Australia Day at an Australian Antarctic research station is one of the most anticipated days of the season. Casey this year was no different. With a small group of passionate people to help organise the day so that all the activities ran smoothly, our morning kicked off with our summer station photo. The phrase “like herding cats” gets thrown around when you are trying to assemble everybody on station to stand still in one place… at the same time. We nearly achieved perfection this year with only a few people not present. The end result is an amazing picture taken by Stu, one of the expeditioners that have truly made Casey their home this summer.
Next item on the agenda was the traditional Australia Day swim. We call it a swim but it’s mostly a splash and dash of adrenaline fuelled excitement and it tends to be over in the blink of an eye. But none the less all the brave souls willing to participate had passed a pre–swim medical check and were eager and ready to go.
The water temperature was a pleasant 0°C and the air temperature not too much higher, but with no wind and a perfect blue sky day we couldn’t have asked for better conditions to go for an icy Antarctic dip. Some Adélie penguins briefly came over to check out what all the fuss was about but soon retreated to the safety of a nearby ice floe.
After the feeling returned to our extremities, and still buzzing from the icy dip, it was time for a delicious Aussie Day brunch prepared by our amazing chefs. The mood in the mess was jubilant and with the Triple J Hottest 100 countdown streaming live around station the day was taking shape.
It’s not Australia Day without some sport being played in the afternoon and after a warm up of Frisbee and footy kicking, a cricket game erupted. The Aussies vs The Internationals.
Backyard cricket rules — loosely adhered too by the umpire (who did an awesome job I might add!). The Internationals won the toss and chose to bat first. Their team consisted of Canadians, Scots, English, Kiwis and people who seemed confused as to where they were born…
After a few quick tips on the finer points of cricket were handed out to some of the players, like how to hold the bat, it was game on. The Internationals did quite well given the relentless pace of the Aussie bowling attack and that most of them had never seen a cricket match before. All out for somewhere around 100.
Team Australia were up to bat next after the drinks break. All I will say is that one ball ended up on top of the Red Shed and the display of batting was something Bradman would've been proud of. The Internationals didn’t quite come to grips with once you have a bat you need to field to complete the game. So as a result many boundaries were struck with the field having more holes in it than a colander.
A special treat was organised in the mid afternoon with a Qantas flight flying low overhead. Quite the site to see a Boeing 747–400 flying over the icebergs.

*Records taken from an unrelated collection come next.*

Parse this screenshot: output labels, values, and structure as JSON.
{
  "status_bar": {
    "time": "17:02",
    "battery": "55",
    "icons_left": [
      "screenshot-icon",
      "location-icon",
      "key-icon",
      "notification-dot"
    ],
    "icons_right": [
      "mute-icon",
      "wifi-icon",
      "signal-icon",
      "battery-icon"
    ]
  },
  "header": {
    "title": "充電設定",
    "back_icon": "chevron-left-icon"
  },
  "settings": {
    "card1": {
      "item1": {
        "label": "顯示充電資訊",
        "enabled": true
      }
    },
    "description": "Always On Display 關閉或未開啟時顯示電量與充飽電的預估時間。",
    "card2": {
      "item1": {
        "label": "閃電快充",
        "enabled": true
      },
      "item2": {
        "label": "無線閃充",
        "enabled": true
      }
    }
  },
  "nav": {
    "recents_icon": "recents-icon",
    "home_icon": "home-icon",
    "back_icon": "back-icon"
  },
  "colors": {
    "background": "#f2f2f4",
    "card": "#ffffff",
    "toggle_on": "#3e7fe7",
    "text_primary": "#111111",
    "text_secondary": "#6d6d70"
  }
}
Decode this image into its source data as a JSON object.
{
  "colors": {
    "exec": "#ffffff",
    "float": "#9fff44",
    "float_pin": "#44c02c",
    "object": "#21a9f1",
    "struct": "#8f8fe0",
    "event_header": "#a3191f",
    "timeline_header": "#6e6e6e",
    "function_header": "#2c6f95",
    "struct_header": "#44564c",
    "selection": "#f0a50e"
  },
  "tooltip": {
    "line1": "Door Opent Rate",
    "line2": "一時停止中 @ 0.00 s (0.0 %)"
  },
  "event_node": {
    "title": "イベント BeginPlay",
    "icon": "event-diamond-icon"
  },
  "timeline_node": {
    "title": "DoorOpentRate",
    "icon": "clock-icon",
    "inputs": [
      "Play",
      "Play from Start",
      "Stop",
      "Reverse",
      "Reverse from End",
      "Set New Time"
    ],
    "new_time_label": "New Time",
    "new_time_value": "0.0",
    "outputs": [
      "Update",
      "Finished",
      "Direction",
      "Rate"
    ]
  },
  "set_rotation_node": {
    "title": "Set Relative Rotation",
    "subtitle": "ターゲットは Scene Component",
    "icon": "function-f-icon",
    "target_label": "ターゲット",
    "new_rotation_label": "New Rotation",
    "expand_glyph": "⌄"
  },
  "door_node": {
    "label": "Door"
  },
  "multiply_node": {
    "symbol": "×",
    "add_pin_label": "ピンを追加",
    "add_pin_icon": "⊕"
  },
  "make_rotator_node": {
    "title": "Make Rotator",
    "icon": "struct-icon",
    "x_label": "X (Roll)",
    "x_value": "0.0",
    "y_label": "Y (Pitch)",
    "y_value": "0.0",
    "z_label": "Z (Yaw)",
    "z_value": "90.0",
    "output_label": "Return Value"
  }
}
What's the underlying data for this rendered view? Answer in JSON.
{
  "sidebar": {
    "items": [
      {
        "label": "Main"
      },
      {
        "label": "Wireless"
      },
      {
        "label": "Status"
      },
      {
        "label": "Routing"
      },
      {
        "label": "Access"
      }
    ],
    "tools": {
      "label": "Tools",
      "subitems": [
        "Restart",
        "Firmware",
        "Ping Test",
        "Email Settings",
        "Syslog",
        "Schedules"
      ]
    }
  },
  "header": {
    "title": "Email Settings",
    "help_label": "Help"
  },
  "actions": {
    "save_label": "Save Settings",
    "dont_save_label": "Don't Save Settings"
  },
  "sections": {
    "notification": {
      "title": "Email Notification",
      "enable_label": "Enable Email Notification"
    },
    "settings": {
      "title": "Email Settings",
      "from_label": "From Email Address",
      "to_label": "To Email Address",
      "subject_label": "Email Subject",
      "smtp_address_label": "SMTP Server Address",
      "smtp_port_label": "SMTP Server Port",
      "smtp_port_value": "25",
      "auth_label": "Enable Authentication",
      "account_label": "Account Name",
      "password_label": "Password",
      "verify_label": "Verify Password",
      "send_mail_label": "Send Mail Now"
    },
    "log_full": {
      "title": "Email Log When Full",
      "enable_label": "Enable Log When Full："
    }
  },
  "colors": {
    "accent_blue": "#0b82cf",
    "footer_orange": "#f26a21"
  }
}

What many are calling the highlight of the day was the premiere screening of Luke’s short film about why you should never pick a snowball fight with someone nicknamed “Blackfish”. Some critics are calling the 17 and a half minute film a ‘masterpiece of cinematography’ and ‘Oscar worthy'. Hopefully when a fast internet connection becomes available it will make its way to YouTube for all to see. Five stars!
Last of the formalities was the Australia Day BBQ dinner which featured a beautifully cooked roast lamb on the spit. The night then kicked on till the wee hours for the die–hards but quite a few retired early after such a big day.
A big thank you to everyone at Casey and Head Office for making this an Australia Day that will not be soon forgotten.
Ferret – Plumber